+++ INPUT MATERIAL +++

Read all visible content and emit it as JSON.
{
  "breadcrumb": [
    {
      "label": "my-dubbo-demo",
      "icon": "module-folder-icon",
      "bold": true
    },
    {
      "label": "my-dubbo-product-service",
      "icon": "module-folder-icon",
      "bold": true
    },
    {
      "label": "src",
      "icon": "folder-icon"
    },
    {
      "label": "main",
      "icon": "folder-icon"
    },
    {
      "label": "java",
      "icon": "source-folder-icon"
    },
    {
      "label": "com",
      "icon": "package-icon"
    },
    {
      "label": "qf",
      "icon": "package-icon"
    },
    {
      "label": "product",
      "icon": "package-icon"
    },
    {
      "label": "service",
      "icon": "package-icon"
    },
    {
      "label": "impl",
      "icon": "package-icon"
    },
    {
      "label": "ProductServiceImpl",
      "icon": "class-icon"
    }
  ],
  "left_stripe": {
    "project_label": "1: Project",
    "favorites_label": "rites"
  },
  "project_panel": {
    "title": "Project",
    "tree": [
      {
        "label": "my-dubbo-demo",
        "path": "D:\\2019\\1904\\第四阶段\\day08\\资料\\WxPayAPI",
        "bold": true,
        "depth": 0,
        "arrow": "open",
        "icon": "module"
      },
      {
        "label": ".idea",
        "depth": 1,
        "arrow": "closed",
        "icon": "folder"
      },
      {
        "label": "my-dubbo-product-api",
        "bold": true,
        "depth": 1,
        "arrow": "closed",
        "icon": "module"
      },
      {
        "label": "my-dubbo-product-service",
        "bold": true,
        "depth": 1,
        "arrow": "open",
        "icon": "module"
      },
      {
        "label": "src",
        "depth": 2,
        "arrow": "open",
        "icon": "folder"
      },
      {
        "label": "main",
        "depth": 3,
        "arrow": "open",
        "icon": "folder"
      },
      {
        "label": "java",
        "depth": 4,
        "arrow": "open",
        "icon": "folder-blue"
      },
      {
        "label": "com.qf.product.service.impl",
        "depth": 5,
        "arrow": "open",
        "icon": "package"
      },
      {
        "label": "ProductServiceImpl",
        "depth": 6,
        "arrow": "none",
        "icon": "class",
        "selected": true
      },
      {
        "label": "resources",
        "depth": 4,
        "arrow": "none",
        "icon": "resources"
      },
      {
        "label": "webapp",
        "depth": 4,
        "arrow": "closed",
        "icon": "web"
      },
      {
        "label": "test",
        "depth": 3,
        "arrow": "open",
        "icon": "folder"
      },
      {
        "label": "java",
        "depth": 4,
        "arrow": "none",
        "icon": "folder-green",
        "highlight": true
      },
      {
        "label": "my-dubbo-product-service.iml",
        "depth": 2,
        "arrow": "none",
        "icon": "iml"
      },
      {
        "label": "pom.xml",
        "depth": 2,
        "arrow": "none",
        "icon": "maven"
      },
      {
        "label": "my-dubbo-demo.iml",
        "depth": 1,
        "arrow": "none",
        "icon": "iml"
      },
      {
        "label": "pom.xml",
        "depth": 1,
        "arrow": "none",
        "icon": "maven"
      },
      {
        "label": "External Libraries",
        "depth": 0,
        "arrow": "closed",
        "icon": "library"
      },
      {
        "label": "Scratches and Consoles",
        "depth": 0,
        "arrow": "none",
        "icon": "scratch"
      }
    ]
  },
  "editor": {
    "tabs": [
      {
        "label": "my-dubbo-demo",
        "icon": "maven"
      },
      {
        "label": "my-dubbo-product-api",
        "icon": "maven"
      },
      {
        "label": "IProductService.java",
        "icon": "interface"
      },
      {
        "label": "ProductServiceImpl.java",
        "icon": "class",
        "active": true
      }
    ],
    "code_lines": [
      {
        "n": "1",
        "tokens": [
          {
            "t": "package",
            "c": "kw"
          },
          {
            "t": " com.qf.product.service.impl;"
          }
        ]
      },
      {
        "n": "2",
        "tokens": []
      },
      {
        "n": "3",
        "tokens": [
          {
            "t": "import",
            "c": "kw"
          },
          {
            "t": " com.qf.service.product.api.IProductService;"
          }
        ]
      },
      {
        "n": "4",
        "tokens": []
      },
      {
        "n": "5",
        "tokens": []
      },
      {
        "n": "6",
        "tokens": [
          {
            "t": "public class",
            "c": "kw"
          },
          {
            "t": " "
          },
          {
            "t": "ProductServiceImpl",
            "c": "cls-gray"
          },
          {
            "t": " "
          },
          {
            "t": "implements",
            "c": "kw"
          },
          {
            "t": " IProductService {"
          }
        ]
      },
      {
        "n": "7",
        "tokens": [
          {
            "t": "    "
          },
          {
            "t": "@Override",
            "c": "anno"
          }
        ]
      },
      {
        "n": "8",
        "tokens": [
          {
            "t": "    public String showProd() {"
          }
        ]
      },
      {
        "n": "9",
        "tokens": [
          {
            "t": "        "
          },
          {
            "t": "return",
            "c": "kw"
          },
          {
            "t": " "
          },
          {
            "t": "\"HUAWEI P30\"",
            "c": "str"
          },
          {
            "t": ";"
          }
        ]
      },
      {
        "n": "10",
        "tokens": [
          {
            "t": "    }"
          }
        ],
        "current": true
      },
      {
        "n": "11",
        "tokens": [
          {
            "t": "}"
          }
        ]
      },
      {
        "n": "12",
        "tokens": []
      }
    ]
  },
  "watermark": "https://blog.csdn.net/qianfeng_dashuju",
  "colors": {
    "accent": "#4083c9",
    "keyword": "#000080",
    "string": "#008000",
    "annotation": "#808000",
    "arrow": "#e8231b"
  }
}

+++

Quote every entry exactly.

Read all visible content and emit it as JSON.
{
  "breadcrumb": [
    {
      "label": "my-dubbo-demo",
      "icon": "module-folder-icon",
      "bold": true
    },
    {
      "label": "my-dubbo-product-service",
      "icon": "module-folder-icon",
      "bold": true
    },
    {
      "label": "src",
      "icon": "folder-icon"
    },
    {
      "label": "main",
      "icon": "folder-icon"
    },
    {
      "label": "java",
      "icon": "source-folder-icon"
    },
    {
      "label": "com",
      "icon": "package-icon"
    },
    {
      "label": "qf",
      "icon": "package-icon"
    },
    {
      "label": "product",
      "icon": "package-icon"
    },
    {
      "label": "service",
      "icon": "package-icon"
    },
    {
      "label": "impl",
      "icon": "package-icon"
    },
    {
      "label": "ProductServiceImpl",
      "icon": "class-icon"
    }
  ],
  "left_stripe": {
    "project_label": "1: Project",
    "favorites_label": "rites"
  },
  "project_panel": {
    "title": "Project",
    "tree": [
      {
        "label": "my-dubbo-demo",
        "path": "D:\\2019\\1904\\第四阶段\\day08\\资料\\WxPayAPI",
        "bold": true,
        "depth": 0,
        "arrow": "open",
        "icon": "module"
      },
      {
        "label": ".idea",
        "depth": 1,
        "arrow": "closed",
        "icon": "folder"
      },
      {
        "label": "my-dubbo-product-api",
        "bold": true,
        "depth": 1,
        "arrow": "closed",
        "icon": "module"
      },
      {
        "label": "my-dubbo-product-service",
        "bold": true,
        "depth": 1,
        "arrow": "open",
        "icon": "module"
      },
      {
        "label": "src",
        "depth": 2,
        "arrow": "open",
        "icon": "folder"
      },
      {
        "label": "main",
        "depth": 3,
        "arrow": "open",
        "icon": "folder"
      },
      {
        "label": "java",
        "depth": 4,
        "arrow": "open",
        "icon": "folder-blue"
      },
      {
        "label": "com.qf.product.service.impl",
        "depth": 5,
        "arrow": "open",
        "icon": "package"
      },
      {
        "label": "ProductServiceImpl",
        "depth": 6,
        "arrow": "none",
        "icon": "class",
        "selected": true
      },
      {
        "label": "resources",
        "depth": 4,
        "arrow": "none",
        "icon": "resources"
      },
      {
        "label": "webapp",
        "depth": 4,
        "arrow": "closed",
        "icon": "web"
      },
      {
        "label": "test",
        "depth": 3,
        "arrow": "open",
        "icon": "folder"
      },
      {
        "label": "java",
        "depth": 4,
        "arrow": "none",
        "icon": "folder-green",
        "highlight": true
      },
      {
        "label": "my-dubbo-product-service.iml",
        "depth": 2,
        "arrow": "none",
        "icon": "iml"
      },
      {
        "label": "pom.xml",
        "depth": 2,
        "arrow": "none",
        "icon": "maven"
      },
      {
        "label": "my-dubbo-demo.iml",
        "depth": 1,
        "arrow": "none",
        "icon": "iml"
      },
      {
        "label": "pom.xml",
        "depth": 1,
        "arrow": "none",
        "icon": "maven"
      },
      {
        "label": "External Libraries",
        "depth": 0,
        "arrow": "closed",
        "icon": "library"
      },
      {
        "label": "Scratches and Consoles",
        "depth": 0,
        "arrow": "none",
        "icon": "scratch"
      }
    ]
  },
  "editor": {
    "tabs": [
      {
        "label": "my-dubbo-demo",
        "icon": "maven"
      },
      {
        "label": "my-dubbo-product-api",
        "icon": "maven"
      },
      {
        "label": "IProductService.java",
        "icon": "interface"
      },
      {
        "label": "ProductServiceImpl.java",
        "icon": "class",
        "active": true
      }
    ],
    "code_lines": [
      {
        "n": "1",
        "tokens": [
          {
            "t": "package",
            "c": "kw"
          },
          {
            "t": " com.qf.product.service.impl;"
          }
        ]
      },
      {
        "n": "2",
        "tokens": []
      },
      {
        "n": "3",
        "tokens": [
          {
            "t": "import",
            "c": "kw"
          },
          {
            "t": " com.qf.service.product.api.IProductService;"
          }
        ]
      },
      {
        "n": "4",
        "tokens": []
      },
      {
        "n": "5",
        "tokens": []
      },
      {
        "n": "6",
        "tokens": [
          {
            "t": "public class",
            "c": "kw"
          },
          {
            "t": " "
          },
          {
            "t": "ProductServiceImpl",
            "c": "cls-gray"
          },
          {
            "t": " "
          },
          {
            "t": "implements",
            "c": "kw"
          },
          {
            "t": " IProductService {"
          }
        ]
      },
      {
        "n": "7",
        "tokens": [
          {
            "t": "    "
          },
          {
            "t": "@Override",
            "c": "anno"
          }
        ]
      },
      {
        "n": "8",
        "tokens": [
          {
            "t": "    public String showProd() {"
          }
        ]
      },
      {
        "n": "9",
        "tokens": [
          {
            "t": "        "
          },
          {
            "t": "return",
            "c": "kw"
          },
          {
            "t": " "
          },
          {
            "t": "\"HUAWEI P30\"",
            "c": "str"
          },
          {
            "t": ";"
          }
        ]
      },
      {
        "n": "10",
        "tokens": [
          {
            "t": "    }"
          }
        ],
        "current": true
      },
      {
        "n": "11",
        "tokens": [
          {
            "t": "}"
          }
        ]
      },
      {
        "n": "12",
        "tokens": []
      }
    ]
  },
  "watermark": "https://blog.csdn.net/qianfeng_dashuju",
  "colors": {
    "accent": "#4083c9",
    "keyword": "#000080",
    "string": "#008000",
    "annotation": "#808000",
    "arrow": "#e8231b"
  }
}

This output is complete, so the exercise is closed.